News Editor: Renato M.E. Sabbatini, PhD
Brakes of Emotional Responses
A recently discovered abnormality in an area of the brain that helps to control emotional reactions could lead to a new understanding of why persons develop depression and others affective disturbances.
By using PET, researchers found in patients with unipolar depression (only episodes of depression) and bipolar depression (interchange between depression and mania), an area of the pre-frontal cortex (subgenual region) with an abnormally diminished activity. This region is related with the emotional response, and it has widespread connections with others area of the brain responsible for the control of dopamine, noradrenaline, and serotonin, which have important role in the regulation of the mood.
On the other hand, in the same study, images obtained with the functional magnetic resonance (MRIf), has demonstrated a reduction of 48% in the gray matter in the same region, in persons with unipolar depression, and of 39% with bipolar depression.

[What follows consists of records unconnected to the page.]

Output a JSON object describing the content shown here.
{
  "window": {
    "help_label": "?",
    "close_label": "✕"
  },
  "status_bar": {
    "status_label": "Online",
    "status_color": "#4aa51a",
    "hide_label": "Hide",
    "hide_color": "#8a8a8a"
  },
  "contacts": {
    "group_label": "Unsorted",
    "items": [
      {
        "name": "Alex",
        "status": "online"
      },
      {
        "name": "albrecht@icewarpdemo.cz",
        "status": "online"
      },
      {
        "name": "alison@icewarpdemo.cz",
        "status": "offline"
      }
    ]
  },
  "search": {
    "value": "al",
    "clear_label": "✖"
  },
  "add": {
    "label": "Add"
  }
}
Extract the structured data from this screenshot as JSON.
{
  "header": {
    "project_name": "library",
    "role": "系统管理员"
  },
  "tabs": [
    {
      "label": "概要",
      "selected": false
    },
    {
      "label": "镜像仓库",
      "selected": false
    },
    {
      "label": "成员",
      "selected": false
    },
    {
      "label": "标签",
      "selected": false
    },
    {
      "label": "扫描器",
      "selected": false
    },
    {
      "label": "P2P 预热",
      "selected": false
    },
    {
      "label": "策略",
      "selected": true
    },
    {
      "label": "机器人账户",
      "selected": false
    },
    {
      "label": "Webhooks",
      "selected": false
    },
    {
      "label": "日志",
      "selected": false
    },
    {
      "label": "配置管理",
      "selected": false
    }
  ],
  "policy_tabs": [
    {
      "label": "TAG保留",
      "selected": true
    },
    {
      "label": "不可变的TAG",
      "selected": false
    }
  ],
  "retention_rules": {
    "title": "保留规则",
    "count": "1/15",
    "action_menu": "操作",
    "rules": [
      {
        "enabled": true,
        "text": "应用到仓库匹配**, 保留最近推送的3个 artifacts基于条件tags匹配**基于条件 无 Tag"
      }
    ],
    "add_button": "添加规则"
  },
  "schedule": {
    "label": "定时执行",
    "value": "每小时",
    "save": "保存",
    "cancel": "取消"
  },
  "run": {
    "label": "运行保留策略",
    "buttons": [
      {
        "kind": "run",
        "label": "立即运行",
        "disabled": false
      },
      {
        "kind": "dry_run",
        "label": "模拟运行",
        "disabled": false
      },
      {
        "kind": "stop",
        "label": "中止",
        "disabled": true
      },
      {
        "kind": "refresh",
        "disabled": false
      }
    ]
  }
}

According to Dreverts, "this same area could act as a set of brakes to emotional responses, helping us to maintain appropriate emotional moods. When this tissue doesn't work properly, this can be similar to a loss of emotional brakes, such that abnormal variations of mood might occur. Anti-depressant medications can compensate for this loss."
Nature, 386: (6627), 824-827, 1997